In each divorce case, whether it was successful or not, there is a case file created. This file contains both the original petition and response and any relevant certificates such as marriage or birth certificates. The case file may also contain copies of decrees and even evidence.

While the majority of case files are likely to be lacking the majority of the less formal documents, there are still examples available of what are known as ‘full files’. An individual looking for divorce records in the UK should understand that very few of the actual case files managed to survive after 1937.

In modern proceedings, 20 years after a divorce has taken place the case files are destroyed. Within that 20-year time limit, someone can apply to the appropriate court to get permission to view the divorce file.

It will be quite obvious once someone starts a search for UK divorce records that records created prior to 20 or 30 years ago will be much harder to obtain. The divorce record system of organization and documentation allows a search to be done more easily if you are looking for a specific category of divorce petition.

Divorce records in the UK will use abbreviations that will show if the divorce petition was performed on the husband’s behalf or on the wife’s. There will also be abbreviations in the records that show if there was an actual divorce, a nullity, a judicial separation, or restitution of conjugal rights.

Before an individual goes through the effort necessary to find divorce records in the UK, they may first want to try an online search to see if there is any information available on the Internet. There are several online sites that can provide a person with quite a bit of information that can at least aid them in their search, if not answer their questions altogether.

UK Divorce Records Online

While the idea of the divorce is certainly not a new concept, divorce records in the UK did not begin to be officially recorded until 1858. In order for person to obtain these documents, they will first need to request a search from the CIDA, or Central Index of Decrees Absolute. Doing this will require a person to download a form from the Courts Service website and post it to the Principal Registry of the Family Division. Official records previous to 1858 are not available but an individual may be able to find secular documents by doing a search of the British Library.

There is a case file created for each divorce case regardless of the ruling. In this file you will find the original petition for divorce and response as well as copies of any other relevant certificates like marriage certificates or birth certificates. In some cases the case file may additionally hold copies of decrees and even evidence.

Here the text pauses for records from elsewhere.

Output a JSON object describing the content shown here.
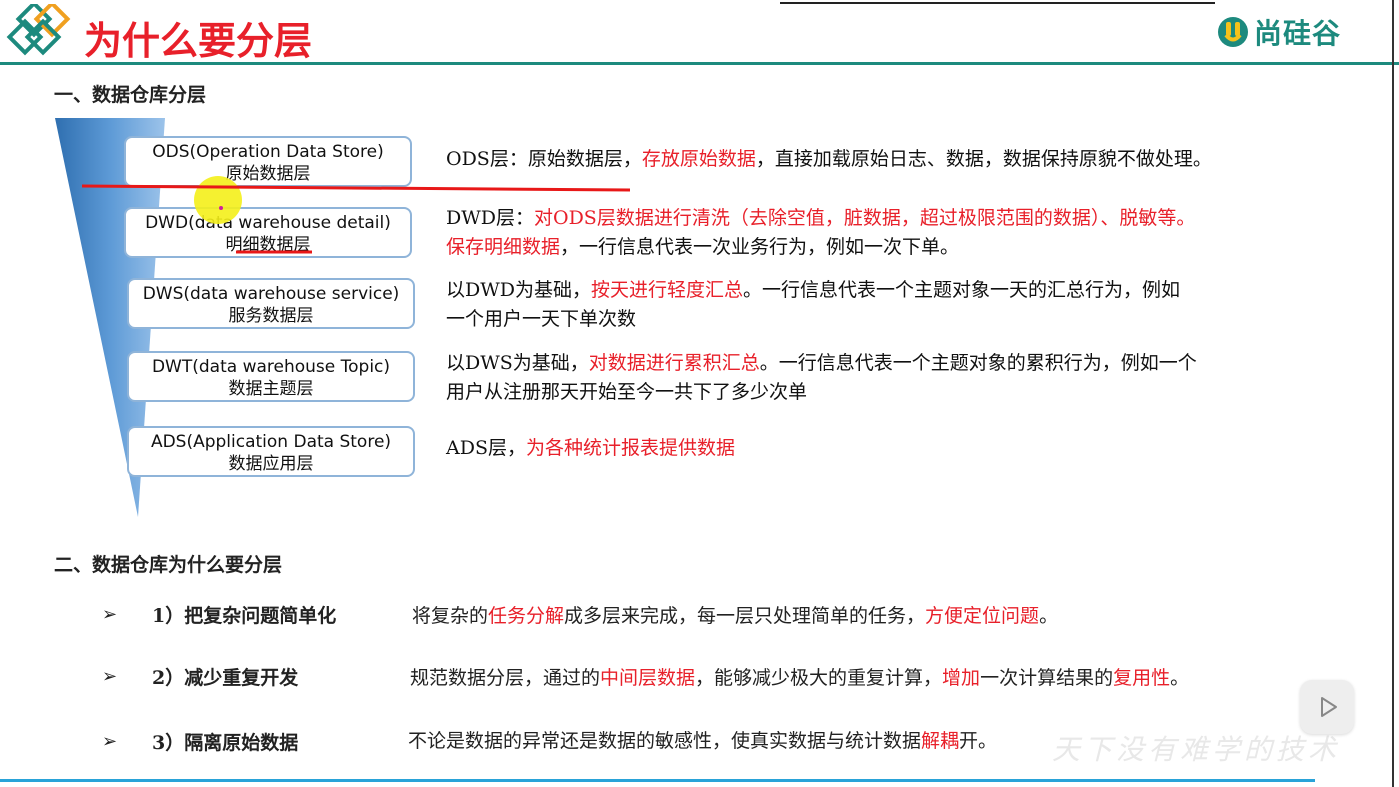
{
  "header": {
    "title": "为什么要分层",
    "brand": "尚硅谷"
  },
  "section1": {
    "heading": "一、数据仓库分层"
  },
  "layers": [
    {
      "name": "ODS(Operation Data Store)",
      "cn": "原始数据层"
    },
    {
      "name": "DWD(data warehouse detail)",
      "cn": "明细数据层"
    },
    {
      "name": "DWS(data warehouse service)",
      "cn": "服务数据层"
    },
    {
      "name": "DWT(data warehouse Topic)",
      "cn": "数据主题层"
    },
    {
      "name": "ADS(Application Data Store)",
      "cn": "数据应用层"
    }
  ],
  "descriptions": {
    "ods": {
      "a": "ODS层：原始数据层，",
      "b": "存放原始数据",
      "c": "，直接加载原始日志、数据，数据保持原貌不做处理。"
    },
    "dwd": {
      "a": "DWD层：",
      "b": "对ODS层数据进行清洗（去除空值，脏数据，超过极限范围的数据）、脱敏等。",
      "c": "保存明细数据",
      "d": "，一行信息代表一次业务行为，例如一次下单。"
    },
    "dws": {
      "a": "以DWD为基础，",
      "b": "按天进行轻度汇总",
      "c": "。一行信息代表一个主题对象一天的汇总行为，例如",
      "d": "一个用户一天下单次数"
    },
    "dwt": {
      "a": "以DWS为基础，",
      "b": "对数据进行累积汇总",
      "c": "。一行信息代表一个主题对象的累积行为，例如一个",
      "d": "用户从注册那天开始至今一共下了多少次单"
    },
    "ads": {
      "a": "ADS层，",
      "b": "为各种统计报表提供数据"
    }
  },
  "section2": {
    "heading": "二、数据仓库为什么要分层"
  },
  "reasons": [
    {
      "bullet": "➢",
      "label": "1）把复杂问题简单化",
      "t1": "将复杂的",
      "t2": "任务分解",
      "t3": "成多层来完成，每一层只处理简单的任务，",
      "t4": "方便定位问题",
      "t5": "。"
    },
    {
      "bullet": "➢",
      "label": "2）减少重复开发",
      "t1": "规范数据分层，通过的",
      "t2": "中间层数据",
      "t3": "，能够减少极大的重复计算，",
      "t4": "增加",
      "t5": "一次计算结果的",
      "t6": "复用性",
      "t7": "。"
    },
    {
      "bullet": "➢",
      "label": "3）隔离原始数据",
      "t1": "不论是数据的异常还是数据的敏感性，使真实数据与统计数据",
      "t2": "解耦",
      "t3": "开。"
    }
  ],
  "watermark": "天下没有难学的技术",
  "colors": {
    "accent_red": "#e8202a",
    "brand_teal": "#1d8a7e",
    "funnel_blue": "#3c7bb8",
    "box_border": "#8fb4d9"
  }
}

While the majority of case files are likely to be lacking the majority of the less formal documents, there are still examples available of what are known as ‘full files’. An individual looking for divorce records in the UK should understand that very few of the actual case files managed to survive after 1937.

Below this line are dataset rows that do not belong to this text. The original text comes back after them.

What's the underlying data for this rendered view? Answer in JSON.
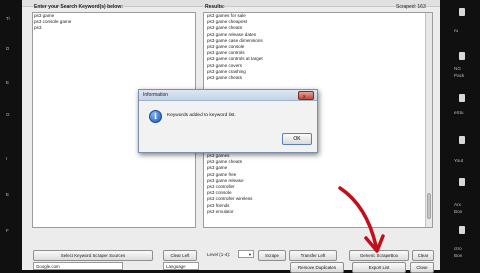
{
  "window": {
    "keywords_label": "Enter your Search Keyword(s) below:",
    "results_label": "Results:",
    "scraped_label": "Scraped: 163"
  },
  "keywords": [
    "ps3 game",
    "ps3 console game",
    "ps3"
  ],
  "results_top": [
    "ps3 games for sale",
    "ps3 game cheapest",
    "ps3 game cheats",
    "ps3 game release dates",
    "ps3 game case dimensions",
    "ps3 game console",
    "ps3 game controls",
    "ps3 game controls at target",
    "ps3 game covers",
    "ps3 game crashing",
    "ps3 game cheats"
  ],
  "results_bottom": [
    "ps3 games",
    "ps3 game cheats",
    "ps3 game",
    "ps3 game free",
    "ps3 game release",
    "ps3 controller",
    "ps3 console",
    "ps3 controller wireless",
    "ps3 friends",
    "ps3 emulator"
  ],
  "left_buttons": {
    "scraper_sources": "Select Keyword Scraper Sources",
    "clear_left": "Clear Left"
  },
  "right_buttons": {
    "level": "Level (1-4):",
    "scrape": "Scrape",
    "transfer_left": "Transfer Left",
    "generic_scrapebox": "Generic ScrapeBox",
    "clear": "Clear"
  },
  "bottom_bar": {
    "source_select": "Google.com",
    "language_select": "Language",
    "remove_duplicates": "Remove Duplicates",
    "export_list": "Export List",
    "close": "Close"
  },
  "dialog": {
    "title": "Information",
    "message": "Keywords added to keyword list.",
    "ok_label": "OK",
    "close_glyph": "x"
  },
  "right_strip": [
    "ru",
    "",
    "NG",
    "Pack",
    "",
    "eStu",
    "",
    "",
    "Yout",
    "",
    "Arx",
    "Bon",
    "",
    "ctro",
    "Bon"
  ],
  "left_strip": [
    "Ti",
    "D",
    "",
    "E",
    "",
    "G",
    "",
    "I",
    "",
    "E",
    "",
    "F"
  ]
}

In modern proceedings, 20 years after a divorce has taken place the case files are destroyed. Within that 20-year time limit, someone can apply to the appropriate court to get permission to view the divorce file.

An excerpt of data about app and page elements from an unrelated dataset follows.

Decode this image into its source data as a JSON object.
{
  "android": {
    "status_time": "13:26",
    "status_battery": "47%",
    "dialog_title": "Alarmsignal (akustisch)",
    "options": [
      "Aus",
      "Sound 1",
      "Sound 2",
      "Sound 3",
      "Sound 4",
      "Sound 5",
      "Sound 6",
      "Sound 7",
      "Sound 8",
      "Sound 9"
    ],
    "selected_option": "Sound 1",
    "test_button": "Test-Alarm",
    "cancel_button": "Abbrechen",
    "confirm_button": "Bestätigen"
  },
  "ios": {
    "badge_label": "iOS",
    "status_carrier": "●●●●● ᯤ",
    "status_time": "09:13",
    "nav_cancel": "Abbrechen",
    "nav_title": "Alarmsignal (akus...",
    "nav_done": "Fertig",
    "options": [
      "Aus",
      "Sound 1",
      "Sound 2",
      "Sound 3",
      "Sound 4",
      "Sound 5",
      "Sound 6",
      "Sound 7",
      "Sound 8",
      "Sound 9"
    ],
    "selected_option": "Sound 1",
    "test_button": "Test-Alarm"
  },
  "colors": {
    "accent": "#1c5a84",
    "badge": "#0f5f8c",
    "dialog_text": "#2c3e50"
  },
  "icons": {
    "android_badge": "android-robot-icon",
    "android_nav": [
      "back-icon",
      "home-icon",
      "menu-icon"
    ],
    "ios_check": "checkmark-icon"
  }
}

It should be readily apparent to anyone doing a search for divorce records in the UK that older records are much harder to find than those created within the last 20 to 30 years. The catalogue makes it easier for people to do a search if they are looking for a particular type of divorce petition.

Divorce records in the UK will use abbreviations that will show if the divorce petition was performed on the husband’s behalf or on the wife’s. There will also be abbreviations in the records that show if there was an actual divorce, a nullity, a judicial separation, or restitution of conjugal rights.

Before an individual goes through the effort necessary to find divorce records in the UK, they may first want to try an online search to see if there is any information available on the Internet. There are several online sites that can provide a person with quite a bit of information that can at least aid them in their search, if not answer their questions altogether.